How many lines in these entries contain the string "mois"? Reply with the number alone.

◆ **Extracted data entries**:
--- START ---
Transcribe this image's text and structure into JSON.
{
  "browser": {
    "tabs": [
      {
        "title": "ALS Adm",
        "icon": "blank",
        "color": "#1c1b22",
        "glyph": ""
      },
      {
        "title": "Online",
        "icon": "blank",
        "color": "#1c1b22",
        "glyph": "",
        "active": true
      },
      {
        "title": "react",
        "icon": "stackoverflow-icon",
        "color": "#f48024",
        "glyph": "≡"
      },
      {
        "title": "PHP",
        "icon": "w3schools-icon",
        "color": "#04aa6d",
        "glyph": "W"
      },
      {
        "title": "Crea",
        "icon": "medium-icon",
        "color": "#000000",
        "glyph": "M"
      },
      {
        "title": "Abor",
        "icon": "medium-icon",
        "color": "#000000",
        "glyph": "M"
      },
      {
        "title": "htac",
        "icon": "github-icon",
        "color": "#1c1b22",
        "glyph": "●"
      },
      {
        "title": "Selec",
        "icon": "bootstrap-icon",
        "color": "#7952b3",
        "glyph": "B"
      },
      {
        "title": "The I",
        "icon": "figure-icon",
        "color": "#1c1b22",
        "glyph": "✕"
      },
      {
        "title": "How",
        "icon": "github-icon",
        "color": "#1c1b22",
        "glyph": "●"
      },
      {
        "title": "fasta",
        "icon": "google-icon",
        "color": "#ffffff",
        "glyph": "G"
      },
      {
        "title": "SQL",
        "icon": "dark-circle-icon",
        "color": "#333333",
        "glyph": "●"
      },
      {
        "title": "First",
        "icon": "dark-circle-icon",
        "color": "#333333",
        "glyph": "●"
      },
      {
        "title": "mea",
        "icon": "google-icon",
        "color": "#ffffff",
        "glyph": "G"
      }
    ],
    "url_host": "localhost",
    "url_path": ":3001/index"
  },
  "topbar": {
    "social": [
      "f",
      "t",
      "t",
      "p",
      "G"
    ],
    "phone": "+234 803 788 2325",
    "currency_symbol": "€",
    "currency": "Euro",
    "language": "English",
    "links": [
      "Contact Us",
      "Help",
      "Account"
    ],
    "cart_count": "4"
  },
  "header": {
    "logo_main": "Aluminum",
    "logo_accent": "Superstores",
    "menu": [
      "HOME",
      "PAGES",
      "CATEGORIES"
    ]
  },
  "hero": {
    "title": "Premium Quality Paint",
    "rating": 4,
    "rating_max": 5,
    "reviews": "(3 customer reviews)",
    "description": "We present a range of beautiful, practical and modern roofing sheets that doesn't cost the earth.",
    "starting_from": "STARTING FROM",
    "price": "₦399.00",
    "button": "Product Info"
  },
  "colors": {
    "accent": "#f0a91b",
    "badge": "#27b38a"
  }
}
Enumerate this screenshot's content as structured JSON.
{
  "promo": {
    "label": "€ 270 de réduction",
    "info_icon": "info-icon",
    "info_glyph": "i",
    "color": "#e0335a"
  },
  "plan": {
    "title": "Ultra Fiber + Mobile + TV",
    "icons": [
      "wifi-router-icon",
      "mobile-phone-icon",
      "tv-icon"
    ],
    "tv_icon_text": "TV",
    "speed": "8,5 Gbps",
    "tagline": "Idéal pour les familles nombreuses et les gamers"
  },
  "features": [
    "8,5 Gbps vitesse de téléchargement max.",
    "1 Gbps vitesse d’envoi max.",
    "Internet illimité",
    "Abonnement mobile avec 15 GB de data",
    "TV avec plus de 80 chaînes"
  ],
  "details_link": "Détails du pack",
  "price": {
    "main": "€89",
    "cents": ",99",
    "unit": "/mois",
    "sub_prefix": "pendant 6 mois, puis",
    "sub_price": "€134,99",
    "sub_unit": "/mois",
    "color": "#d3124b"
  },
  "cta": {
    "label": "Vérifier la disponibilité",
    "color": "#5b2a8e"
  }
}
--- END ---
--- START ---
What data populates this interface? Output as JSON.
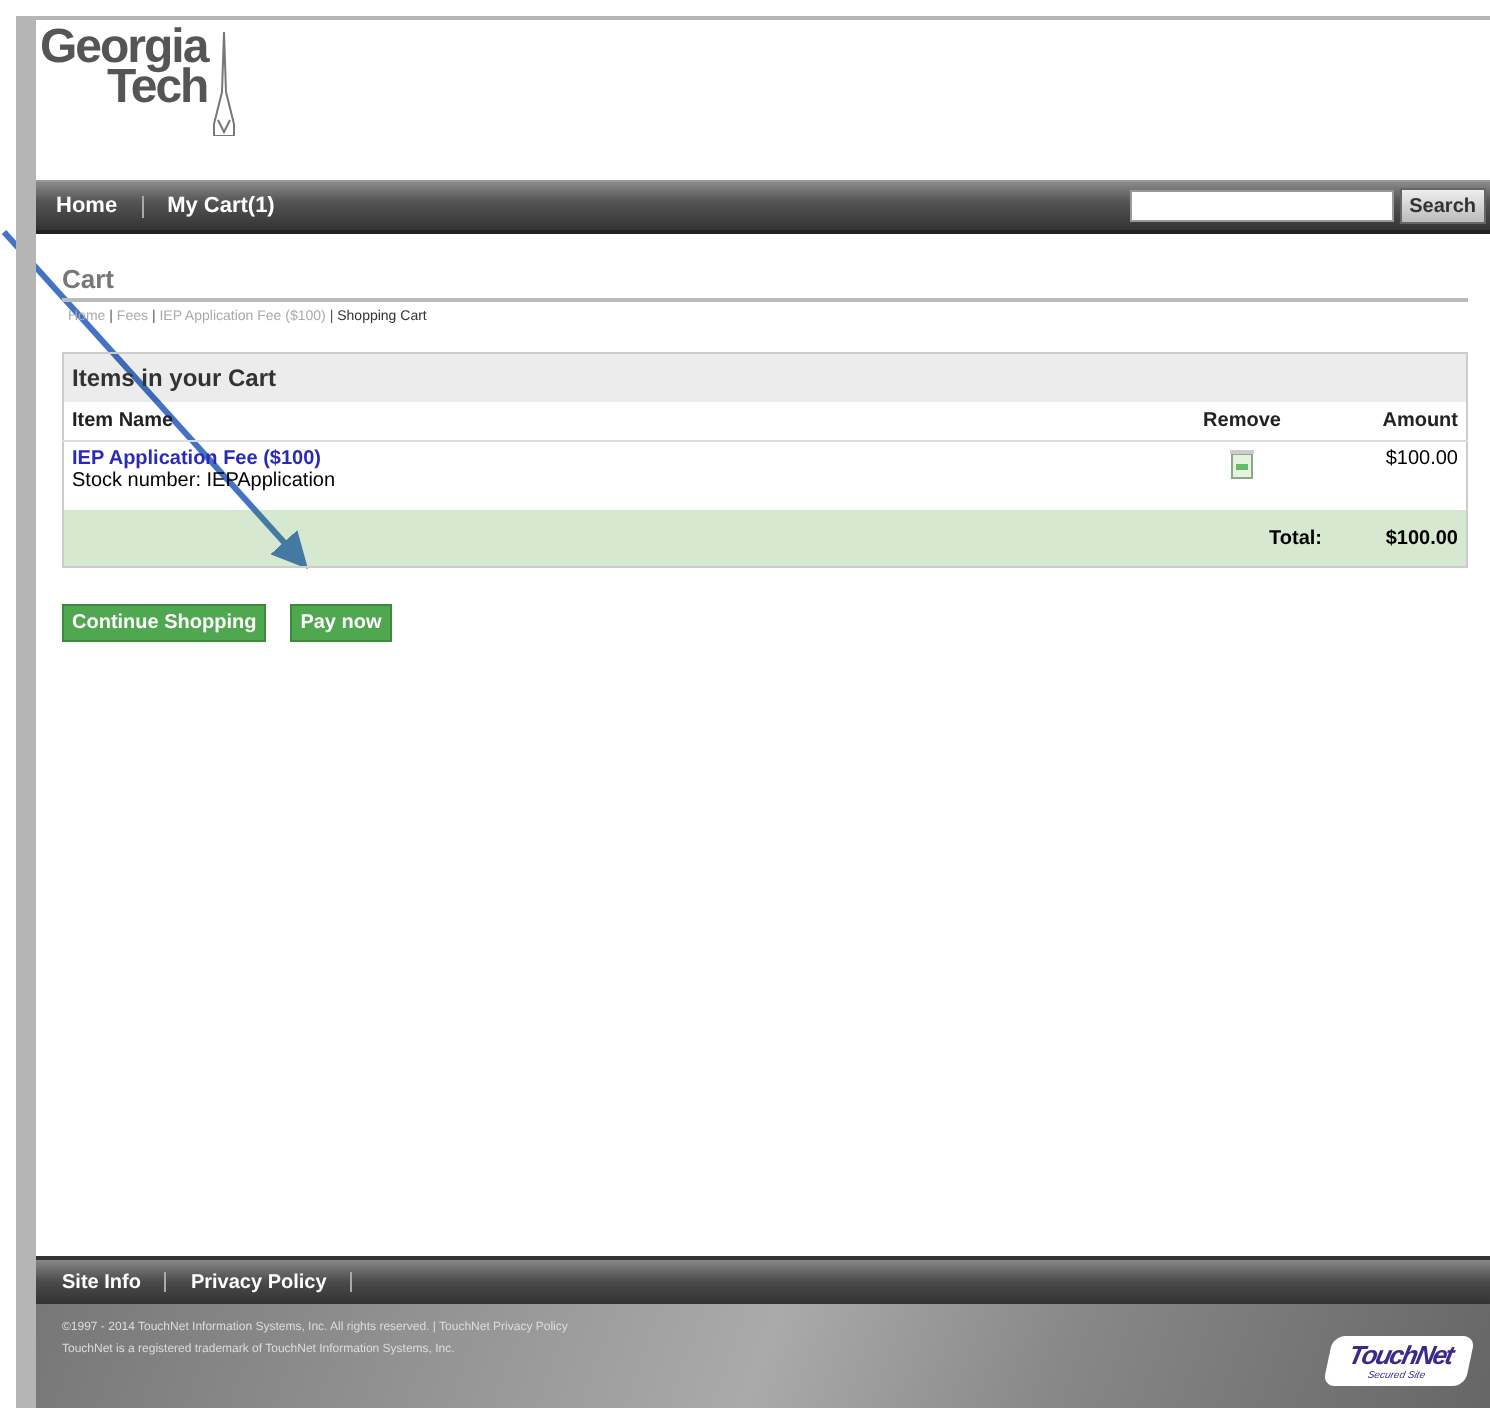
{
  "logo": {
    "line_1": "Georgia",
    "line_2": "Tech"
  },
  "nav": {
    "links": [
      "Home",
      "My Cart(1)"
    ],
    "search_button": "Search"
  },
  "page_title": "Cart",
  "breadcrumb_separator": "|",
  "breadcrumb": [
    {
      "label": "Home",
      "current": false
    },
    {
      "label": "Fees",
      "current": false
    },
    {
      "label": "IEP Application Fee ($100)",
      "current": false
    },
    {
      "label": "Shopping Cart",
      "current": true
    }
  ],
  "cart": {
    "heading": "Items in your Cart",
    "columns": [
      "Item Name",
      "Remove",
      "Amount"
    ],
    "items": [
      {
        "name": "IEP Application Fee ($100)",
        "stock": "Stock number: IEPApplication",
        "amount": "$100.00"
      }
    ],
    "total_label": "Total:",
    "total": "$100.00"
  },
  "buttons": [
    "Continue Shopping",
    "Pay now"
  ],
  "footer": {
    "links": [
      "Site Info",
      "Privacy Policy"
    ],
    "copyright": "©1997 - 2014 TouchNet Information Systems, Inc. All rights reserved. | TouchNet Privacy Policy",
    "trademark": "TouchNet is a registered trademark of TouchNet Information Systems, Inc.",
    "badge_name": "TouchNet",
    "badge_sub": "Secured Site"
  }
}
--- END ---
◆ **EXERCISE RESPONSE**: 3